So Who're You Calling a Yellow Bastard-Lily?

So Who're You Calling a Yellow Bastard-Lily?

22 April 2014
Trout lily. Adder's tongue. Dogtooth violet. Yellow lily. Fawn lily. Yellow snowdrop. Yellow bastard-lily. Rattlesnake tooth violet. Serpent's tongue. Starstriker. Scrofula root. All those names really only mean one thing: it must finally be spring. (Although there's part of me that's just dying to call someone a "yellow bastard-lily.")

We have at least three varieties of Erythronium in our garden, two of which are in bloom right now. And despite our having paid rather substantially for hybrid cultivars, our favorite remains the odd, speckled leaves that appeared each spring, leading us to ask, "Do you think that could be something."

Like its cousin, the violet, the dogtooth violet is a cat among plants, a plant that, in T.S Eliot's words, "will do as he did do. And there's no doing anything about it." Violets spring up where they choose (which doesn't make them all that different from the crocus that chose to appear in the middle of our bean bed). And there's no doing anything about it.

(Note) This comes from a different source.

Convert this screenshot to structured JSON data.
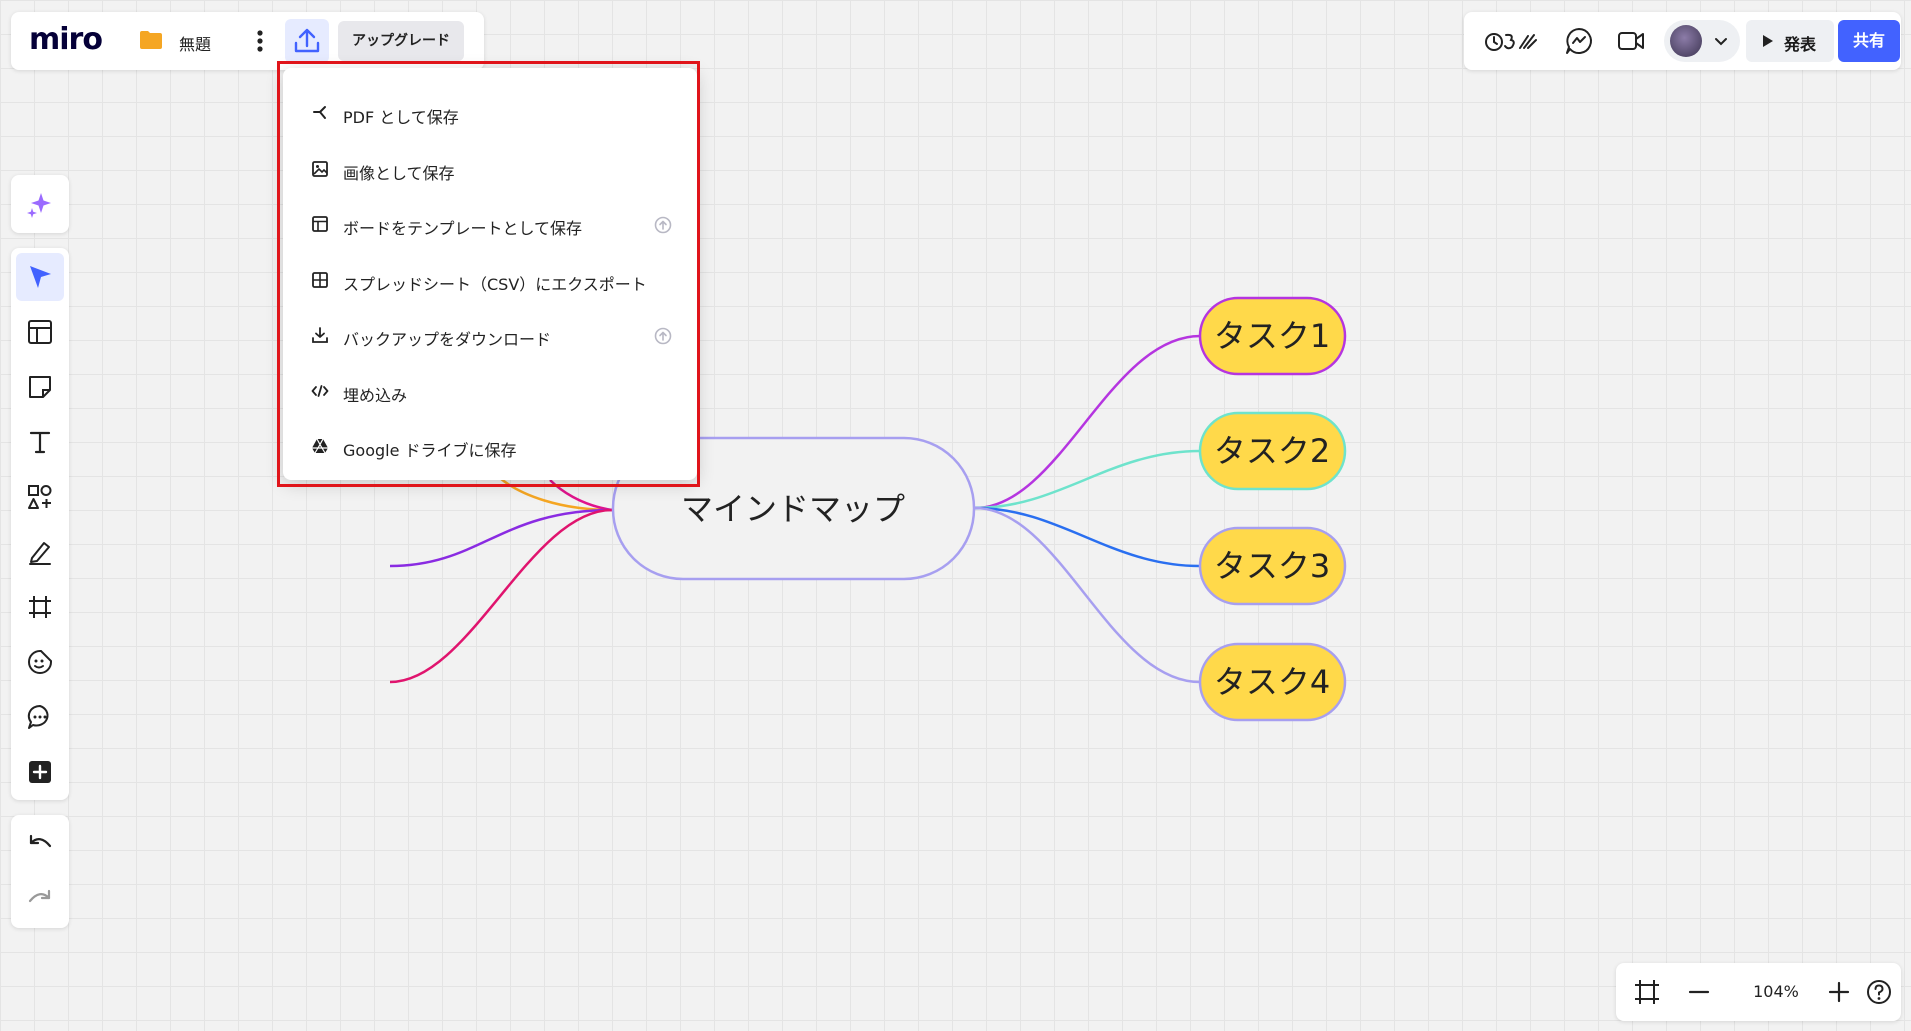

See the rest of our early spring garden pictures.

© - Erica Obey
Photos © - George Baird